I definitely agree with shakespeareguru but would like to add that The Winter's Tale falls into the category of Shakespeare's Late Plays, (Cymbeline, Pericles, The Winter's Tale and The Tempest).
All of these plays emerged out of the romance tradition. These plays all deal with loss and gain. They all have "happy"endings.
It would appear that by now, as a writer, Shakespeare has explored comedy, tragedy, and history plays. The romance tradition gave him a new play ground, so to speak, as a playwright. We see him trying things never before done in theatre. The Winter's Tale has what has been called a broken back structure. The first three acts of the play indicate a tragedy. It is dark and wintry, full of death both literally and figuratively. One of the saddest death's was young Mamillius. Ironically, he spoke of the winter time being a time for sad tales.
Shakespeare establishes a beautiful bridge with the Old Shepherd, who tells his son when the youth reports the death of Antigonus, "...Now bless thyself. Thou metest with things dying, I with things new-born..."(Act III, scene 3)
Shakespeare then jumps ahead in time and we get the fresh breath of spring and the introduction of the next generation. Out of death comes life. Both fathers are dead in their own way. Leontes is spiritually dead as a result of his earlier actions. Polixenes is dead to his own feelings therefore he cannot understand his son's love for this "peasant" girl. Florizel recognizes her nobility which radiates from her. (This is similar to the noble radiation of both Marina and Imogen.) Each man has a rebirth due to the innocence and purity of their children's love.
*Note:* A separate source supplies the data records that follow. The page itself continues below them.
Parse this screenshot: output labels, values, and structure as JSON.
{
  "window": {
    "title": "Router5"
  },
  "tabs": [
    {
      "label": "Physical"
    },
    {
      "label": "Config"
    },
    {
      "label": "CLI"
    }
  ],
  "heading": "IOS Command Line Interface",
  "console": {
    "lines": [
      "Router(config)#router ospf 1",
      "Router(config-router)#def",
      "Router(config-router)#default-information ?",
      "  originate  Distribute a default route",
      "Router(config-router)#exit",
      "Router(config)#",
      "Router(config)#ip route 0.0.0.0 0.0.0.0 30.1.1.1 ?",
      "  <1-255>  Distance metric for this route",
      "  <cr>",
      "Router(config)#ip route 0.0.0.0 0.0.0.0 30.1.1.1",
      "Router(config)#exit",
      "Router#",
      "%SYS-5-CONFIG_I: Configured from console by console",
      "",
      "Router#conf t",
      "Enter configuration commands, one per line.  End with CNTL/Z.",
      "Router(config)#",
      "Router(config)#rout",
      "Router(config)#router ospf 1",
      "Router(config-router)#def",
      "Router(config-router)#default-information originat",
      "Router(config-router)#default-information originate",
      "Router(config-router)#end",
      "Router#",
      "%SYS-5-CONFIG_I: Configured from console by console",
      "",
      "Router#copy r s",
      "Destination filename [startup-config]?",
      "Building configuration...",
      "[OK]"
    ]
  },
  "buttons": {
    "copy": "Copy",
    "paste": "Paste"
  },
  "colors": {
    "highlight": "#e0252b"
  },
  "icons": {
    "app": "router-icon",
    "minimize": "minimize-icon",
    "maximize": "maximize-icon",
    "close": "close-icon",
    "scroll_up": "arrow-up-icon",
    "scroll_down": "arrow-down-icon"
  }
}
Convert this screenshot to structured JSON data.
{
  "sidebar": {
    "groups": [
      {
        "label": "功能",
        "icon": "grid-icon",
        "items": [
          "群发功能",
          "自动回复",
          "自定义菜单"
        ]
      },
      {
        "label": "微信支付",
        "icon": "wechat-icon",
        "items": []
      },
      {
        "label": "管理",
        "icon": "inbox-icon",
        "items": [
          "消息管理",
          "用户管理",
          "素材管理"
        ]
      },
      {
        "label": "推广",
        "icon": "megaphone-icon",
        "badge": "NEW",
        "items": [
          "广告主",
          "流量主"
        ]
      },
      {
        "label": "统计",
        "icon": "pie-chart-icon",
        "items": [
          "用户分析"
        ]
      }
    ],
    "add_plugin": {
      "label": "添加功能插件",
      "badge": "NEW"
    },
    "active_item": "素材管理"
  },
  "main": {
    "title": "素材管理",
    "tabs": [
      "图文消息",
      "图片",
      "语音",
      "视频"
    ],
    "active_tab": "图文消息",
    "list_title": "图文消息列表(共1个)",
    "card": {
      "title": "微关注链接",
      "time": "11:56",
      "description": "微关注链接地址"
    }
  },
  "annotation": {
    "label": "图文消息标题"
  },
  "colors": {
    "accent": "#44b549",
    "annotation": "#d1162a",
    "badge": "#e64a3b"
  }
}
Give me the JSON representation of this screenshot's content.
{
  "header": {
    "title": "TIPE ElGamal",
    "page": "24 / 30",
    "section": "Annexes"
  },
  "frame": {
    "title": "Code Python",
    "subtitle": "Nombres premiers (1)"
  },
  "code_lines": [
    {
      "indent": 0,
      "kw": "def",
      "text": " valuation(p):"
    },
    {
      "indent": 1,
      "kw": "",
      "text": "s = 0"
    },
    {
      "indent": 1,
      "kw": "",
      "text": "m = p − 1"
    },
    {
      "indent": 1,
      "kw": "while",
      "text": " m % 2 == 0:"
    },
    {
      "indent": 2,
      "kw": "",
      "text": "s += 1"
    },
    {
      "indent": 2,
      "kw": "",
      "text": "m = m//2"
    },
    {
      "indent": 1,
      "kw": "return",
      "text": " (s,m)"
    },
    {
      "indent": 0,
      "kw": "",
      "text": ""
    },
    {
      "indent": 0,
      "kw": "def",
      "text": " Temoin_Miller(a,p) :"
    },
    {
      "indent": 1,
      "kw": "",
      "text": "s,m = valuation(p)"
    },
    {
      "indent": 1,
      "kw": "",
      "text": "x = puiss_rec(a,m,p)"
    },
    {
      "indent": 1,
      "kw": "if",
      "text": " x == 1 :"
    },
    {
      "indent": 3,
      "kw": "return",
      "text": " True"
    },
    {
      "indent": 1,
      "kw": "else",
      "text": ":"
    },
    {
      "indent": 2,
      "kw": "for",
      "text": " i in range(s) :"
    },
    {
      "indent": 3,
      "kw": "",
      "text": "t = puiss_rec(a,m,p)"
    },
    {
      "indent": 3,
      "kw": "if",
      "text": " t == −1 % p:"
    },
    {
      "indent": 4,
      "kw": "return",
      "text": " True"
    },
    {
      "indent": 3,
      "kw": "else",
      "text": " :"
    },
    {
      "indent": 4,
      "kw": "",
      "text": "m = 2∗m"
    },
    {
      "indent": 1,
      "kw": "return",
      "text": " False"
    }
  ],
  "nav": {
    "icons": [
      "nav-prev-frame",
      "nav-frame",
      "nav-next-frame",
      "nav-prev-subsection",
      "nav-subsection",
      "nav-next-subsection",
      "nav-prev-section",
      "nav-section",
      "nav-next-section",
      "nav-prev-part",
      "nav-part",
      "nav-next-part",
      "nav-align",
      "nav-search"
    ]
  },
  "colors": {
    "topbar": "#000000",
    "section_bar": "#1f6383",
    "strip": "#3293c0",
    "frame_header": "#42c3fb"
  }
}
The title of the play operates on a variety of levels which is the beauty of Shakespeare.
I personally think that in the Late Plays, Shakespeare was having as good time as a writer, breaking all the established rules.